– Knowledge of best practices
– Ability to communicate vision and to function as a change agent
– Team orientation
– Influencing and collaborating skills
– Success in building and maintaining business partnerships and alliances
– Demonstrated successes in consistently delivering results
– Leadership and team building skills
– Willingness to confront issues, solve problems, and meet challenges
Wow! This is a job for a courageous leader not a faint hearted follower. Much to the dismay of corporate America, diversity is real and is here to stay. Let’s finish with a quote from If the World Were a Village, by Meadows; and “A Summary of the World,” by Provasnik.
If we could shrink the earth’s population to a village of one hundred people, would you recognize it? Here’s the makeup:
– 52 villagers would be female; 48 would be male
– 33 would be children
– 6 would be over the age of 65
– 58 would be Asian
– 70 would be persons of color
– 30 would be Christian
– 6 would own half the village’s wealth; all 6 would be US citizens
– 9 would speak English
– 50 would suffer from malnutrition
– 80 would live in sub-standard housing
– 66 would not have access to clean, safe drinking water

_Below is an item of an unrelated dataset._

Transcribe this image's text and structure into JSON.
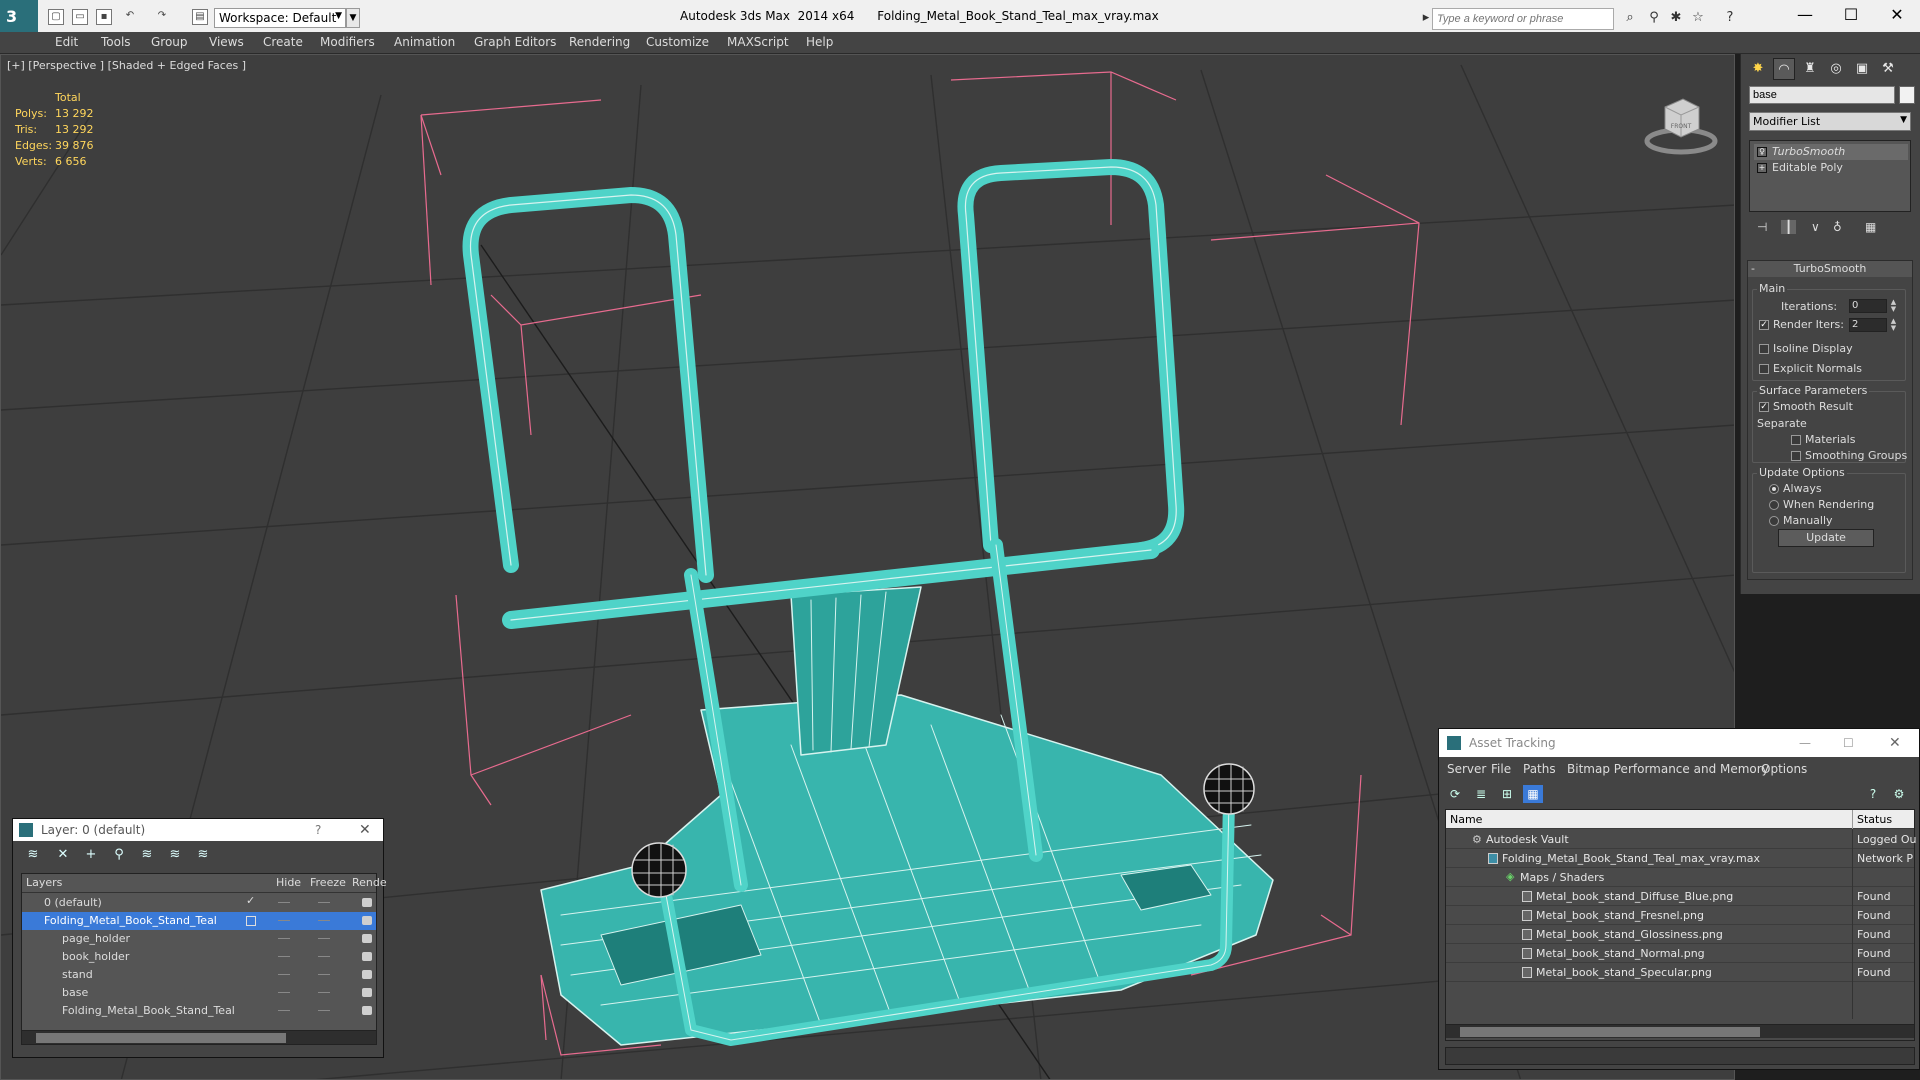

– 10 would be lesbian, gay, or bisexual
– 1 would have a college education